Axel-Lute: Do you have any thoughts about how we can link the private rental market and advocacy around subsidized housing?
Crowley: It’s all part of a continuum. The voucher program was created to tap into the housing that was provided by the private market. And more and more vouchers are being attached to publically subsidized units with the low-income housing tax credits.
But, there are people whose income is too low and too unpredictable to be able to sustain regular safe housing. It illustrates the intersection between not just income, but also the way jobs are structured in the United States, the failure of our safety net to actually be a net, and of the deplorable state of the housing market for people at the low end.
I’ve asked how many vouchers would be needed in order for it to change the way the market operates. The major concern is that, if you put vouchers out there as they are now, then you would just cause rents to be inflated because the landlords would play to what the payment standard was.
You need to invest in improving and expanding the housing stock. For the private market landlord, there needs to be accountability around housing standards. Municipal governments need to have the resources to be able to hold people accountable for what the housing stock is.
We’ve also hollowed out the ability for people to have legal representation. We’ve hollowed out everything that created the basic social minimum. We need to go back to understanding the importance of government doing those things.
Simon: Too many people still think that government is too big to drown in a bathtub.
Crowley: They think that until they can’t get basic service from their local government. People get frustrated about their inability to get basic services.
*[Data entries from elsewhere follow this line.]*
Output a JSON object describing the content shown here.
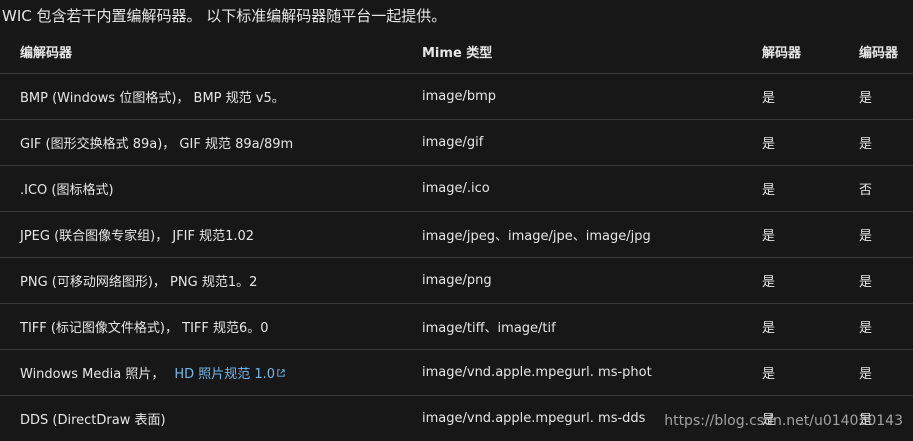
{
  "intro": "WIC 包含若干内置编解码器。 以下标准编解码器随平台一起提供。",
  "table": {
    "headers": [
      "编解码器",
      "Mime 类型",
      "解码器",
      "编码器"
    ],
    "rows": [
      {
        "codec": "BMP (Windows 位图格式)， BMP 规范 v5。",
        "mime": "image/bmp",
        "decoder": "是",
        "encoder": "是"
      },
      {
        "codec": "GIF (图形交换格式 89a)， GIF 规范 89a/89m",
        "mime": "image/gif",
        "decoder": "是",
        "encoder": "是"
      },
      {
        "codec": ".ICO (图标格式)",
        "mime": "image/.ico",
        "decoder": "是",
        "encoder": "否"
      },
      {
        "codec": "JPEG (联合图像专家组)， JFIF 规范1.02",
        "mime": "image/jpeg、image/jpe、image/jpg",
        "decoder": "是",
        "encoder": "是"
      },
      {
        "codec": "PNG (可移动网络图形)， PNG 规范1。2",
        "mime": "image/png",
        "decoder": "是",
        "encoder": "是"
      },
      {
        "codec": "TIFF (标记图像文件格式)， TIFF 规范6。0",
        "mime": "image/tiff、image/tif",
        "decoder": "是",
        "encoder": "是"
      },
      {
        "codec": "Windows Media 照片，",
        "codec_link": "HD 照片规范 1.0",
        "mime": "image/vnd.apple.mpegurl. ms-phot",
        "decoder": "是",
        "encoder": "是"
      },
      {
        "codec": "DDS (DirectDraw 表面)",
        "mime": "image/vnd.apple.mpegurl. ms-dds",
        "decoder": "是",
        "encoder": "是"
      }
    ]
  },
  "watermark": "https://blog.csdn.net/u014030143",
  "colors": {
    "background": "#171717",
    "text": "#e6e6e6",
    "link": "#75b6e7",
    "divider": "#3b3b3b"
  },
  "icons": {
    "external_link": "external-link-icon"
  }
}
People will recognize that there are minimum expectations. They don’t want their bridges to fall down, or their schools to fail.
Axel-Lute: Looking at the broader affordable housing field, and even the community development field that surrounds it, what do you think are the biggest challenges facing us? What message would you give your colleagues?
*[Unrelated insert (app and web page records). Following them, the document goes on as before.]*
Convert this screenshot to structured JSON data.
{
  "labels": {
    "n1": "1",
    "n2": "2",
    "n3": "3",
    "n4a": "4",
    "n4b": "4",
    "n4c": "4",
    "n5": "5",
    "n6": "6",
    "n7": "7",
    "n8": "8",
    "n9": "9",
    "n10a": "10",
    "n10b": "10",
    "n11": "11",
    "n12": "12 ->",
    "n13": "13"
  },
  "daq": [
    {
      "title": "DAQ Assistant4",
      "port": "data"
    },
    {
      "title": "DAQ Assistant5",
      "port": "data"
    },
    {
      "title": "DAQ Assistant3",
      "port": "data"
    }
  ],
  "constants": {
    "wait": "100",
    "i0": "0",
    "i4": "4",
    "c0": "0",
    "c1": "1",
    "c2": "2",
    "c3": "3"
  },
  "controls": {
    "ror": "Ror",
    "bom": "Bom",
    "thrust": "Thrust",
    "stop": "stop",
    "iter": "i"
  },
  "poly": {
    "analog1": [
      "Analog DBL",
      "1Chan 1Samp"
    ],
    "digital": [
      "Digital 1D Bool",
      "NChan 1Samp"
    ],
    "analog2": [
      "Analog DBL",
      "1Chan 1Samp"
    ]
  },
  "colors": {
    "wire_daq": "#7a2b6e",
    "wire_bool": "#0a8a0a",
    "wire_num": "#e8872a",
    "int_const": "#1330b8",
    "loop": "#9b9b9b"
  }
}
Crowley: It’s crucial for us to pay attention to what’s going to happen around criminal justice reform. The prison system has been part of our low-income housing system for the past 20 years, because we’ve put lots of poor black and Latino men into prison.
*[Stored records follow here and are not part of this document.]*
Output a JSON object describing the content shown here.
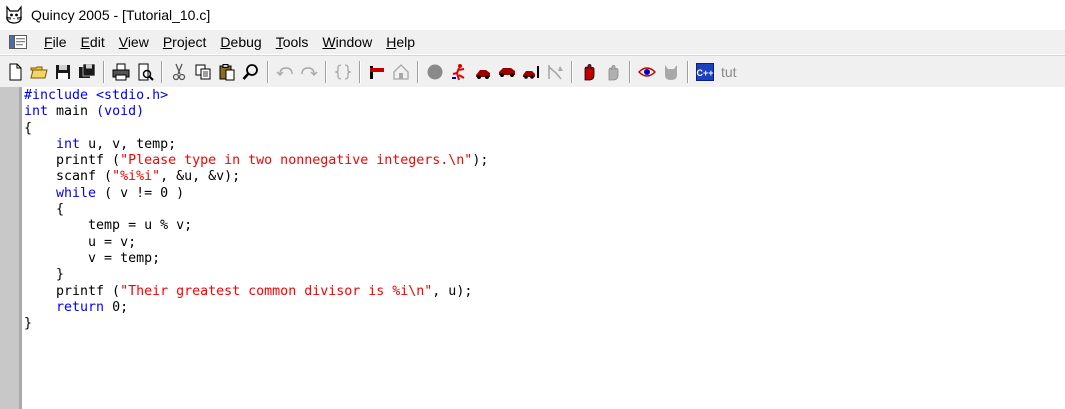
{
  "window": {
    "title": "Quincy 2005 - [Tutorial_10.c]",
    "app_icon": "cat-icon"
  },
  "menu": {
    "items": [
      {
        "label": "File",
        "access": "F",
        "rest": "ile"
      },
      {
        "label": "Edit",
        "access": "E",
        "rest": "dit"
      },
      {
        "label": "View",
        "access": "V",
        "rest": "iew"
      },
      {
        "label": "Project",
        "access": "P",
        "rest": "roject"
      },
      {
        "label": "Debug",
        "access": "D",
        "rest": "ebug"
      },
      {
        "label": "Tools",
        "access": "T",
        "rest": "ools"
      },
      {
        "label": "Window",
        "access": "W",
        "rest": "indow"
      },
      {
        "label": "Help",
        "access": "H",
        "rest": "elp"
      }
    ]
  },
  "toolbar": {
    "buttons": [
      "new-file-icon",
      "open-folder-icon",
      "save-icon",
      "save-all-icon",
      "print-icon",
      "print-preview-icon",
      "cut-icon",
      "copy-icon",
      "paste-icon",
      "find-icon",
      "undo-icon",
      "redo-icon",
      "brace-match-icon",
      "build-icon",
      "home-icon",
      "stop-icon",
      "run-icon",
      "step-icon",
      "step-over-icon",
      "step-into-icon",
      "run-to-cursor-icon",
      "hand-icon",
      "breakpoint-disabled-icon",
      "watch-icon",
      "quincy-icon",
      "cpp-icon"
    ],
    "tut_label": "tut"
  },
  "editor": {
    "lines": [
      [
        {
          "t": "#include <stdio.h>",
          "c": "kw"
        }
      ],
      [
        {
          "t": "int",
          "c": "kw"
        },
        {
          "t": " main ",
          "c": ""
        },
        {
          "t": "(void)",
          "c": "kw"
        }
      ],
      [
        {
          "t": "{",
          "c": ""
        }
      ],
      [
        {
          "t": "    ",
          "c": ""
        },
        {
          "t": "int",
          "c": "kw"
        },
        {
          "t": " u, v, temp;",
          "c": ""
        }
      ],
      [
        {
          "t": "    printf (",
          "c": ""
        },
        {
          "t": "\"Please type in two nonnegative integers.\\n\"",
          "c": "str"
        },
        {
          "t": ");",
          "c": ""
        }
      ],
      [
        {
          "t": "    scanf (",
          "c": ""
        },
        {
          "t": "\"%i%i\"",
          "c": "str"
        },
        {
          "t": ", &u, &v);",
          "c": ""
        }
      ],
      [
        {
          "t": "    ",
          "c": ""
        },
        {
          "t": "while",
          "c": "kw"
        },
        {
          "t": " ( v != 0 )",
          "c": ""
        }
      ],
      [
        {
          "t": "    {",
          "c": ""
        }
      ],
      [
        {
          "t": "        temp = u % v;",
          "c": ""
        }
      ],
      [
        {
          "t": "        u = v;",
          "c": ""
        }
      ],
      [
        {
          "t": "        v = temp;",
          "c": ""
        }
      ],
      [
        {
          "t": "    }",
          "c": ""
        }
      ],
      [
        {
          "t": "    printf (",
          "c": ""
        },
        {
          "t": "\"Their greatest common divisor is %i\\n\"",
          "c": "str"
        },
        {
          "t": ", u);",
          "c": ""
        }
      ],
      [
        {
          "t": "    ",
          "c": ""
        },
        {
          "t": "return",
          "c": "kw"
        },
        {
          "t": " 0;",
          "c": ""
        }
      ],
      [
        {
          "t": "}",
          "c": ""
        }
      ]
    ]
  },
  "colors": {
    "keyword": "#0000ff",
    "string": "#ff0000",
    "gutter": "#c8c8c8",
    "chrome": "#f0f0f0"
  }
}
We recognize that we’re over-incarcerating people and we need to reduce that. Also, there’s $80 billion a year that gets spent on our prison system. Where is that money going? What is the housing response to reducing incarceration? There is an opportunity to remind people about the crucial role that housing plays in anything related to rehabilitation and crime prevention.
I also have to say that if you’re trying to predict the future, you’re just deluding yourself into thinking you know something, because who a year ago would have thought that Donald Trump would be leading the Republican Party to become their candidate? And who in 2006, other than a half-dozen highly brilliant people, thought that the world economic system would collapse because of our mortgage practices? You can look back historically and say, “Well, here’s the elements that led to that,” but when you’re in it, you don’t really see that.
Axel-Lute: What does the future hold for you?
Crowley: I am taking the summer off. I want to hang out with my husband, who I adore, and I don’t get to see as much as I would like since we’ve both been working for 60, 80 hours a week for many years. Two years ago, we bought an old house in a rural county on the Chesapeake Bay that we’re doing a lot of work on. Then we’re going to travel.
I’ve already got people talking to me about consulting things, which I’m excited about. I’m hopeful that I’ll get the burst of whatever it takes to produce a book or two. I’d like to teach.